They're well-off and angry, and they're not going to take the maglev lying down
Bill Savadove in Shanghai
The distance from the Far East Imperial Garden housing estate to the Dianpu River is a mere 60 metres, a stretch of grass and trees where elderly people exercise and mothers stroll with their children even on a winter's day.
The idyllic view will change in the next two years as Shanghai runs a high-speed magnetic levitation train right through the park to improve transport and help develop China's next generation of trains.
In a rare show of public defiance, thousands of residents affected by the extension of the maglev line staged a week of protests, including one in the heart of the city on January 12. When the Shanghai People's Congress gathers for its annual meeting on Thursday, protesters have vowed to continue the fight.
'The maglev track starts right here,' said Chen Xinhua , stamping his foot on a concrete flood barrier along the river for emphasis. 'It's only 50 metres to people's homes. If you go outside, you will be exposed to contamination.'

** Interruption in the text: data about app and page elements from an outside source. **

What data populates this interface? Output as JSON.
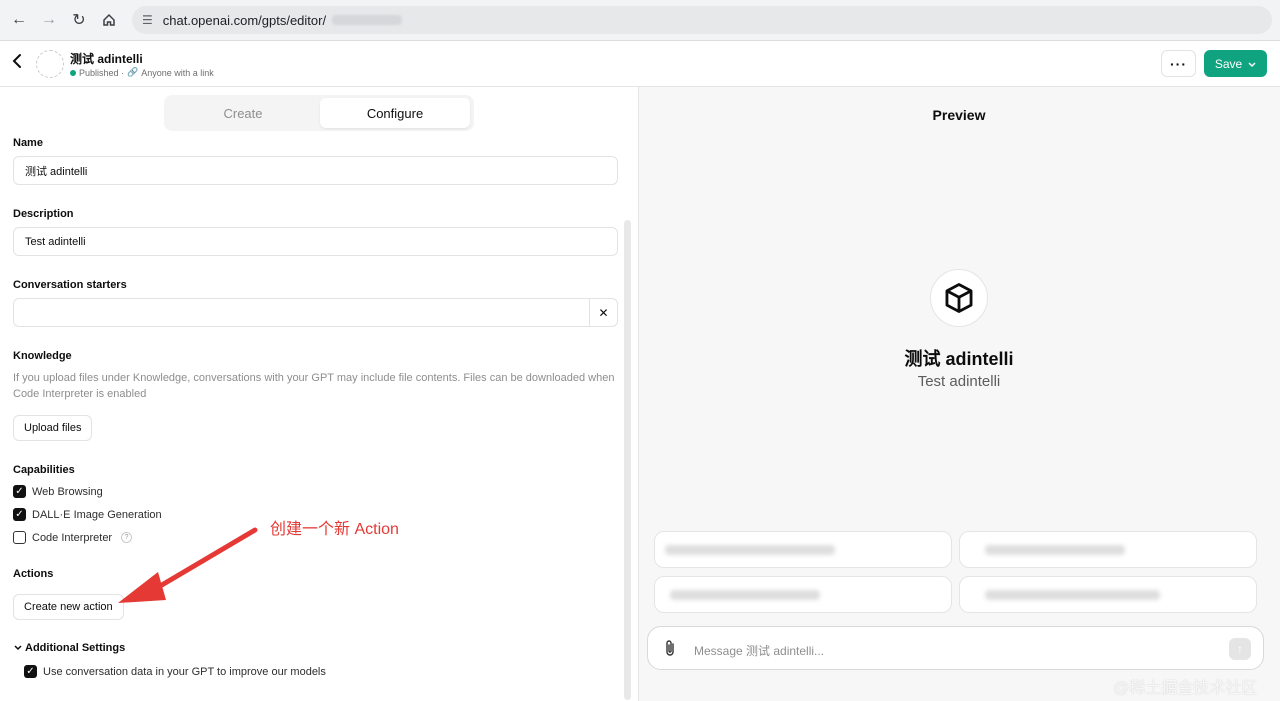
{
  "browser": {
    "url": "chat.openai.com/gpts/editor/",
    "icons": [
      "arrow-left-icon",
      "arrow-right-icon",
      "reload-icon",
      "home-icon",
      "site-settings-icon"
    ]
  },
  "header": {
    "gpt_name": "测试 adintelli",
    "status": "Published ·",
    "visibility": "Anyone with a link",
    "more_label": "···",
    "save_label": "Save",
    "accent": "#10a37f"
  },
  "tabs": {
    "create": "Create",
    "configure": "Configure",
    "active": "Configure"
  },
  "form": {
    "name_label": "Name",
    "name_value": "测试 adintelli",
    "description_label": "Description",
    "description_value": "Test adintelli",
    "starters_label": "Conversation starters",
    "starters_value": "",
    "starters_clear": "✕",
    "knowledge_label": "Knowledge",
    "knowledge_help": "If you upload files under Knowledge, conversations with your GPT may include file contents. Files can be downloaded when Code Interpreter is enabled",
    "upload_label": "Upload files",
    "capabilities_label": "Capabilities",
    "capabilities": [
      {
        "label": "Web Browsing",
        "checked": true
      },
      {
        "label": "DALL·E Image Generation",
        "checked": true
      },
      {
        "label": "Code Interpreter",
        "checked": false
      }
    ],
    "actions_label": "Actions",
    "create_action_label": "Create new action",
    "additional_label": "Additional Settings",
    "use_data_label": "Use conversation data in your GPT to improve our models",
    "use_data_checked": true
  },
  "annotation": {
    "text": "创建一个新 Action",
    "color": "#e53935"
  },
  "preview": {
    "title": "Preview",
    "gpt_name": "测试 adintelli",
    "gpt_desc": "Test adintelli",
    "message_placeholder": "Message 测试 adintelli..."
  },
  "watermark": "@稀土掘金技术社区"
}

Residents fear the noise and the vibrations, though the maglev generates less than a conventional train by floating on a magnetic 'cushion' between the vehicle and the track. More worrisome to them is a perceived health threat from radiation, although there is scarce scientific evidence. But at the heart of public anger is economics: people to be evicted want higher compensation, while those who own houses along the future maglev line worry it will erode property values.
The January 12 demonstration outside the main government office - attended by an estimated 2,000 to 6,000 people - was the city's largest since anti-Japan protests in April 2005, when 20,000 took to the streets.
Other protests have been equally public, outside the Grand Gateway Mall in commercial Xuhui district on January 6 and the Number One Department Store on busy Nanjing Road on January 13.
Taking a cue from protests against a chemical plant in the southern city of Xiamen in Fujian province last year, some carried signs saying 'out for a walk' to avoid appearing anti-government.
On Saturday, the Shanghai municipal government promised to hold another round of public discussions on the maglev line.
An announcement on the website of the Shanghai Urban Planning Administration said the authorities were studying feedback and would seek public opinion again soon. Residents could still send their opinions and suggestions, it said.
Shanghai has a history of protests against evictions for development projects, which typically involve demolition of old housing inhabited by the urban poor. But the maglev has created a new breed of protesters, middle class people with money and even political power.
They have shown the ability to mobilise large numbers of people and air their grievances through several channels: through the internet, contacting media and using the law.
Mr Chen is one such protester. He drives to his job at a foreign-invested electronics company in his Volkswagen Passat. The value of his 138-square-metre flat has fallen from about 12,000 yuan to 8,000 yuan per square metre due to its proximity to the maglev route.
He has watched protests in the past, but when he found the maglev would pass within a hundred metres of his home, he joined the demonstrations and began writing carefully researched letters to the government's complaint office.
The government is in a bind over whether to crack down on the protesters, as the middle class helps keep the Communist Party in power in return for improved living standards. 'It's dangerous for the government. The middle class is their main base of support,' a western diplomat said.
Shanghai had several protests against the maglev last year, but they flared again after the city's urban planning bureau quietly posted a map of a new route for the maglev on December 29. Following the public outcry last year, the city temporarily suspended the project but is now pushing ahead for completion before the World Expo in 2010.
Shanghai's existing maglev line opened in 2003. It whisks passengers 30km between the Longyang Road metro station and the international airport at a maximum speed of 430km/h.
The city wants to extend the line a further 32km to the expo site, the south railway station and the old airport, and eventually on to Hangzhou city in neighbouring Zhejiang province .
The government said it had 'amply listened to the opinions of the public and experts' by routing the train through less populated areas.
Some of the fiercest protests have come from residents of western Minhang district. Residents of the Pingyanglu Garden community were resettled there after being evicted for other development projects, so this marks the second time their lives have been affected.
Residents have hung banners out their windows along the river to express their opposition. 'Party Secretary Hu, Premier Wen, save the elderly and the children,' said one, appealing to the country's top leaders, President Hu Jintao and Premier Wen Jiabao .
The protests are now in a lull after the government took a hard line while at the same time sending officials into communities to listen to residents. 'We hope residents along the line will use legal and reasonable channels of appeal to report their suggestions and opinions and be conscious of protecting social order,' a government statement said.
Domestic media have quoted officials as saying that radiation produced by the train is less than a television or hair-dryer, but the government's credibility is so low few residents believe those claims.
Sun Zhang , a professor of Tongji University's School of Communications and Transportation who has advised on the project, does not believe protests will derail the maglev.
'The government has spent too much money [to cancel the project],' Professor Sun said, estimating spending for the original line at 10 billion yuan. State media estimates the extension might require at least 16 billion yuan, as the more roundabout route raises costs.